Good morning everyone. I thought I would share some of what I learned at the first day of Tim O’Reilly’s Tools of Change Conference. I took an enormous amount of notes but to be honest the most important thing I heard all day was that Publisher’s Weekly has partnered with Netgalley to allow publishers to send and track galleys electronically. This is huge. Galley production is not only expensive but it is also wasteful. Many if not all galleys end up in the garbage and it is, therefore, difficult to know if they are actually reaching the desks of reviewers. Hopefully, with Netgalley, publishers will be able to cutback on the amount of paper they waste creating galleys and further encourage the publishing industry to go green.
There is your public service announcement for the day.
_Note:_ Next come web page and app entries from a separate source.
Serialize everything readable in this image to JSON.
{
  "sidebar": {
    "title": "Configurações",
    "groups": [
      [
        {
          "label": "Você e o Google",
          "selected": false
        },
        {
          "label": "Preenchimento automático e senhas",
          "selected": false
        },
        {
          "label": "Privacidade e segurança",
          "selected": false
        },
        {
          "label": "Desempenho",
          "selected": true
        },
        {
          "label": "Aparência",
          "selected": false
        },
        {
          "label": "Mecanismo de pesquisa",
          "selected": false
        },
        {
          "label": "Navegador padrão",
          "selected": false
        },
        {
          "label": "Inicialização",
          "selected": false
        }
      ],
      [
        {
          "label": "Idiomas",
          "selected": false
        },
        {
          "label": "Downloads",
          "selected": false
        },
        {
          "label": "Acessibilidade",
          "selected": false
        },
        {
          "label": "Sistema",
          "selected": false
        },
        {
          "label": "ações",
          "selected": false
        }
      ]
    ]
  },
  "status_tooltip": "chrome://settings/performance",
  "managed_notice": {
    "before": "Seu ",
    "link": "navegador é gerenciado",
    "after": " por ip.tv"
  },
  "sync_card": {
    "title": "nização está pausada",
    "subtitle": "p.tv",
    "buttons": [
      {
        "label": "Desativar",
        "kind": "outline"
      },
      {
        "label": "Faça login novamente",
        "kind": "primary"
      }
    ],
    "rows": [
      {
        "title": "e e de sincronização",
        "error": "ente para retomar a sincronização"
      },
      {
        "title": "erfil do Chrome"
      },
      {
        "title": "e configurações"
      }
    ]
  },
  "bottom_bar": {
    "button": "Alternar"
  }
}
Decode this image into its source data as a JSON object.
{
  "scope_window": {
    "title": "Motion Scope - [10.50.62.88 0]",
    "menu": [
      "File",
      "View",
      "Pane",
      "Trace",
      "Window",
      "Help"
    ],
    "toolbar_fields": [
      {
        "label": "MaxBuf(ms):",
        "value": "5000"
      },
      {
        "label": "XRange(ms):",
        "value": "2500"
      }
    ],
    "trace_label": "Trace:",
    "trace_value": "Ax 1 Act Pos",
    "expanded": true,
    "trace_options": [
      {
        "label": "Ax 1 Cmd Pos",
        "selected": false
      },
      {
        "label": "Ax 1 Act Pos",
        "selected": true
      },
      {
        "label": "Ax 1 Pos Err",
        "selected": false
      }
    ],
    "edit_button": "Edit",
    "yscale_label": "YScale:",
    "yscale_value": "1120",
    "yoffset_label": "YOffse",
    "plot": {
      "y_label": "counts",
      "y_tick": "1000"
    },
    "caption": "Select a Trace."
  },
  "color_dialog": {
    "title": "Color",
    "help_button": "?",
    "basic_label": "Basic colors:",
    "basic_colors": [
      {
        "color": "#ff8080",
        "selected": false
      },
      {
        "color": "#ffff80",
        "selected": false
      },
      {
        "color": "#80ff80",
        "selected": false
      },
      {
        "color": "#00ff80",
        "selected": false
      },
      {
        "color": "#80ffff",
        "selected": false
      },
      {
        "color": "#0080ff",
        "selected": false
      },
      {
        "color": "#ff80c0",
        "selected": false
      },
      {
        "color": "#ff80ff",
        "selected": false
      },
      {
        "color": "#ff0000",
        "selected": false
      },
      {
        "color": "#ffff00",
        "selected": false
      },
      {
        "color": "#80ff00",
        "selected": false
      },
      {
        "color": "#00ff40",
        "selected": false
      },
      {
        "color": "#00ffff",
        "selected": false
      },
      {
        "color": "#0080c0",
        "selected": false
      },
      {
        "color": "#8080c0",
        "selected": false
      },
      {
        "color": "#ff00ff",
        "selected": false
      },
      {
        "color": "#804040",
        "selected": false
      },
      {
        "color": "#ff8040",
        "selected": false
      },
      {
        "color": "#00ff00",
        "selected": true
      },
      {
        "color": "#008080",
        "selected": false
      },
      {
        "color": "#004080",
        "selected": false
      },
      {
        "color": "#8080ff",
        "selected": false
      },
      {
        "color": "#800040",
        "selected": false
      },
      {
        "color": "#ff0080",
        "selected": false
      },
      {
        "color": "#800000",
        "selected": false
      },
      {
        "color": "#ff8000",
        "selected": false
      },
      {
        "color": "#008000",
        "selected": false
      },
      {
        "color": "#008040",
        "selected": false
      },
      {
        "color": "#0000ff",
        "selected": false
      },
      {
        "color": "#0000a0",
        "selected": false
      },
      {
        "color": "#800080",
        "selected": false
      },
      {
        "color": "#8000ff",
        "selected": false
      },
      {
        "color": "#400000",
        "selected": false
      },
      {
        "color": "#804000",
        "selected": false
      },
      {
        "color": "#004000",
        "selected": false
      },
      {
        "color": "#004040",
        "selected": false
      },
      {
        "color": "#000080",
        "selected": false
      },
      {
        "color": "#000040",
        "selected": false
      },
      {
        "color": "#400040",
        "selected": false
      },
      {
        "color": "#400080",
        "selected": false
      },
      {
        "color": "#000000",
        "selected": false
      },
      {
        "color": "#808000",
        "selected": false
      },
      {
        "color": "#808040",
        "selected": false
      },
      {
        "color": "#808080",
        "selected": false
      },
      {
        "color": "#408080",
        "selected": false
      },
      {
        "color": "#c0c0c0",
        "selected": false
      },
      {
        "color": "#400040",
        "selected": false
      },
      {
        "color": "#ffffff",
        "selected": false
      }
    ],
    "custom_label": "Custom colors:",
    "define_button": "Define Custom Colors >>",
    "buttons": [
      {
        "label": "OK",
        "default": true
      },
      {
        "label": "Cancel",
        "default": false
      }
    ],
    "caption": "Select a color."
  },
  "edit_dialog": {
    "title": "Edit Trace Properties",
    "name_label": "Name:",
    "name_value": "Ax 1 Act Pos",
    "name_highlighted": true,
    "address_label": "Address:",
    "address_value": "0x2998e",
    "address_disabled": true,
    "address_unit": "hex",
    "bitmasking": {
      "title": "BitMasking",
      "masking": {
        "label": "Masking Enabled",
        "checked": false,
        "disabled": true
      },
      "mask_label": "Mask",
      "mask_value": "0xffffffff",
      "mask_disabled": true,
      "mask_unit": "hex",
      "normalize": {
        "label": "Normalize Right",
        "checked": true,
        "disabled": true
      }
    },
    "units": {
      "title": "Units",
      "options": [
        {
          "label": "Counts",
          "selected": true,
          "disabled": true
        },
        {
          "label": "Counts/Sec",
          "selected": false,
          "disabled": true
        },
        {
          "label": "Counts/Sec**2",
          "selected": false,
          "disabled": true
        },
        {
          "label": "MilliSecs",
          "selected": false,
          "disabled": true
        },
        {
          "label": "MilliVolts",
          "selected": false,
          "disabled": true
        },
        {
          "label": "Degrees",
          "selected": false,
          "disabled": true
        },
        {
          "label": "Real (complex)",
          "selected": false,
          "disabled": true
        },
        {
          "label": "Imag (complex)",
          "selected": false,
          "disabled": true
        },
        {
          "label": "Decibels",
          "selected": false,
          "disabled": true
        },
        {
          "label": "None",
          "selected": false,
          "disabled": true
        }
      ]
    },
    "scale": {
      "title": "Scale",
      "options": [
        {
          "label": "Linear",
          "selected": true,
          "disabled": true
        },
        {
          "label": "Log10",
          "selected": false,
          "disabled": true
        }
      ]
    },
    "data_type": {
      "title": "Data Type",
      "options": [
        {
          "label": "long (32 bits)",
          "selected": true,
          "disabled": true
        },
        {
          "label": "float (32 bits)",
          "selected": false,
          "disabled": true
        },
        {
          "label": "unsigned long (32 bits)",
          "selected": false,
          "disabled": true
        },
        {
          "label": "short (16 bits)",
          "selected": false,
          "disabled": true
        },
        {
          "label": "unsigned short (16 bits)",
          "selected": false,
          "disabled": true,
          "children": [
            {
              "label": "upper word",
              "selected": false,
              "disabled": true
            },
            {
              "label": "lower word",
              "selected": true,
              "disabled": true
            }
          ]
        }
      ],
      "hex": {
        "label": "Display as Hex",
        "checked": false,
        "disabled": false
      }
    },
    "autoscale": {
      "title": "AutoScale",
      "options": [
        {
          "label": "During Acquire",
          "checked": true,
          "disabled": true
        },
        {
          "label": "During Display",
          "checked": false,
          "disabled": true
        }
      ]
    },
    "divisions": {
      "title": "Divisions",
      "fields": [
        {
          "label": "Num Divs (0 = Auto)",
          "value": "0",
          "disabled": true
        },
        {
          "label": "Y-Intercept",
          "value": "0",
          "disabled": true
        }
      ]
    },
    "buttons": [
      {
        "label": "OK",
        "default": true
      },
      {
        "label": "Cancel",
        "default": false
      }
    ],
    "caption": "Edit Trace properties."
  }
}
I also heard a lot of discussion about communities. Douglass Rushkoff initiated this conversation by talking about social currency. In his presentation Rushkoff talked about how most internet activity isn’t about interacting with a computer, rather it is about using a computer to interact with other people. Therefore, publishers must seek out ways (cough, cough, like this blog) to encourage their audiences to use books as an excuse to interact. (Please feel free to interact with me below and let me know how you think this could be implemented.) One example that pops to mind is LibraryThing.
Kathy Sierra continued this conversation by talking about creating passionate users. She told an interesting anecdote about searching for a high-end camera to purchase. On one company’s website she found detailed tutorials about how to use shutter speeds to take beautiful pictures. She was so impressed by the web content she purchased the camera. Sadly though, the camera arrived with only a standard instruction book, where to put the batteries etc…. But the lesson still resonates. Kathy became a passionate user by appreciating the potential of shutter speeds. The question is how can we translate this to publishing? For starters we can help build communities around our books. That way readers can take their passion and use it to help others understand the material.
Next I heard Seth Godin speak. I am already a huge fan of his blog but it was interesting to hear him explain how he turned his readers into viral marketers by providing free content. He believes that the content is key and that books are souvenirs true fans will be willing to pay for. While I am not sure I am convinced that the book has become a souvenir, I was impressed with the clever ways Godin found to attract fans. For one book release Godin offered a free copy of the book for the cost of shipping and handling through Fast Company. When the book arrived, it came in a Godin themed milk cartoon, perfect for starting conversation with your co-workers, who would then also purchase the book.
More thoughts to come but in the meantime check out some of these cool sites, which all build communities of passionate users: